“How long will it take?” I inquired, clearing my throat. “Half an hour more”, a masked paramedic replied. I took a deep breath to restore my strength to walk once again through the corridor.
A hierarchy of agony was floating in the space, I felt, varying according to strength of kith and kin. The big business family surrounded by their hovering folks was chattering on every pro and con involved in the case.
My place was occupied so I staggered ahead in between the rows. My searching gaze was acknowledged by a lady sitting beside a vacant recliner with her hand bag. She lifted her bag from the chair and beckoned to me. Despite her display of solicitousness, I felt an intense and chilling silence around her, but I could not muster enough courage to refuse her helpful gesture. Mechanically I moved towards the place.
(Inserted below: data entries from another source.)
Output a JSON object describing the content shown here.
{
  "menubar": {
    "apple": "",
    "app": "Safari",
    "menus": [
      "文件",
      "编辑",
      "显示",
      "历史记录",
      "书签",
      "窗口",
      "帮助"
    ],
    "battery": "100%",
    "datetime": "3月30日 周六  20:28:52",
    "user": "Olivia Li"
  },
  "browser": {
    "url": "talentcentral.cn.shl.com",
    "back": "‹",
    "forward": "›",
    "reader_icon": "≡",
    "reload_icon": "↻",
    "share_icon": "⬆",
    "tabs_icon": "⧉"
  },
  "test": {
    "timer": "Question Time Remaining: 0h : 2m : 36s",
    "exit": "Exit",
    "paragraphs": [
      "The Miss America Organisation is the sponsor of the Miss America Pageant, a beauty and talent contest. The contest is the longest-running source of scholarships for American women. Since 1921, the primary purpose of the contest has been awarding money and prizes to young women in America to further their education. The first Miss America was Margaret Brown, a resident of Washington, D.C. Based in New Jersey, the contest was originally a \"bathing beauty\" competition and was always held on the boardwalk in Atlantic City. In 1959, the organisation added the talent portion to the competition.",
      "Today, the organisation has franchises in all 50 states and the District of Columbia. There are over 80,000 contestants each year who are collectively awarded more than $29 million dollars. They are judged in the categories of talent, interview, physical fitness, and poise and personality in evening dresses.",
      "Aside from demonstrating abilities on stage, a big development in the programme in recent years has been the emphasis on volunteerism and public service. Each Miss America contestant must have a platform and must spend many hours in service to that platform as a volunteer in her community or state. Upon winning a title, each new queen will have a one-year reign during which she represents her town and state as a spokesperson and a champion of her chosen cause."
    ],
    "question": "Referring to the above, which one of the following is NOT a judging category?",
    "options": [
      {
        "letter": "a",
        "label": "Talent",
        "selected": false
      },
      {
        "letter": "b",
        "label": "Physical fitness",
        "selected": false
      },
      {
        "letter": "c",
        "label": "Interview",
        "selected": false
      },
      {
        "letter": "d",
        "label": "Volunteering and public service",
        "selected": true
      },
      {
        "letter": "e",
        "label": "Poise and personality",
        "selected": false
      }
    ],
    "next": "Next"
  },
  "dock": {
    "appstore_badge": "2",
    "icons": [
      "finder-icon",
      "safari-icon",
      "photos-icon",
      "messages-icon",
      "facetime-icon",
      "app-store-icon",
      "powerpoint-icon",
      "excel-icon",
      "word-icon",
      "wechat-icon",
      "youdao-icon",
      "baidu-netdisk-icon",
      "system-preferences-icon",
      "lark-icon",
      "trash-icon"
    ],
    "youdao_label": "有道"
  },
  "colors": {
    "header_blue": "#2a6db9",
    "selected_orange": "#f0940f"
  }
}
While taking my place, I got a reflection of a sealed anguish on her face. I steered myself in my inner space for much needed strength. Even with closed eyes, I felt an agonized desperation in my neighboring seat. Subsequently I opened my eyes to find out. With a frozen expression, she was gaping at me. Her face showed the bliss of conjugal life, yet a shock of recent devastation was palpable. I just tried to smile hiding my anxiety. She seemed to find solace even in my forced smile. In that silence, her proximity again forced me to feel an icy heaviness. She sighed and initiated, “See, how people create noise even in these spaces, where everyone else opts to pray”. I tried to reciprocate in affirmation, concealing my own all whirling apprehensions. Agonized in her paralyzed world and looking blankly at me, in a chilly tone she continued “Twenty one days have already passed; every day I wake up in the morning with prayers on my lips, commuting the distance of a hundred kilometers, in hope to see my son revived out of coma; eight lakhs have already been spent on his treatment and we’re still waiting for the miracle to happen.” She continued bonding with the anxiety ridden world. “He had completed nineteen years this year. After his plus two, I had him admitted in the college in this city. Three months back I had gifted him that fateful bike to commute the distance to his college. He met with this accident with two of his friends”. She completed her story uncalled and uninitiated to a complete stranger, pouring out her screaming heart. By then, her heart was parched of tears. Most likely she was trying to elicit some compassion to fill her humanly urge of survival.
A sad silence crept again between us. Gathering my own disorientation I tried to pacify her. My lips moved incoherently attempting words of consolation, but my own fear within me kept failing me. I just stared at her compassionately.
I heard a paramedical staff was addressing me from the distance “Ma’am, you are being called to the conference room”, my heart pounded. With prayers in my lips, I followed him.
An internationally acclaimed stalwart of the therapeutic world was suggested to us by a specialist and family friend. A medical wizard of tremendous repute, he sailed in the room with his shot at pretended sternness. Sounding serious, he commented “On your part, you have tried very hard to tag him sick but see, we both won and you got defeated. He is alright, take him and don’t come here again.” and he grinned at me. A cool lump shifted from throat to heart, cooling me all over. The suppressed agony of days flooded in my eyes; my lips trembled with prayers full of gratitude.
I glanced at him when his stretcher was rolling out of the unit. He smiled back; his relaxed expression eased my stifled brain into normalizing. When his stretcher rolled near me, the ward boy smilingly suggested “Ma’am, you can go to your room, we will be there in a few minutes.” Feeling relieved I took a deep breath to start praying once again, this time for that anguished mother. “Lord, are you listening to me…”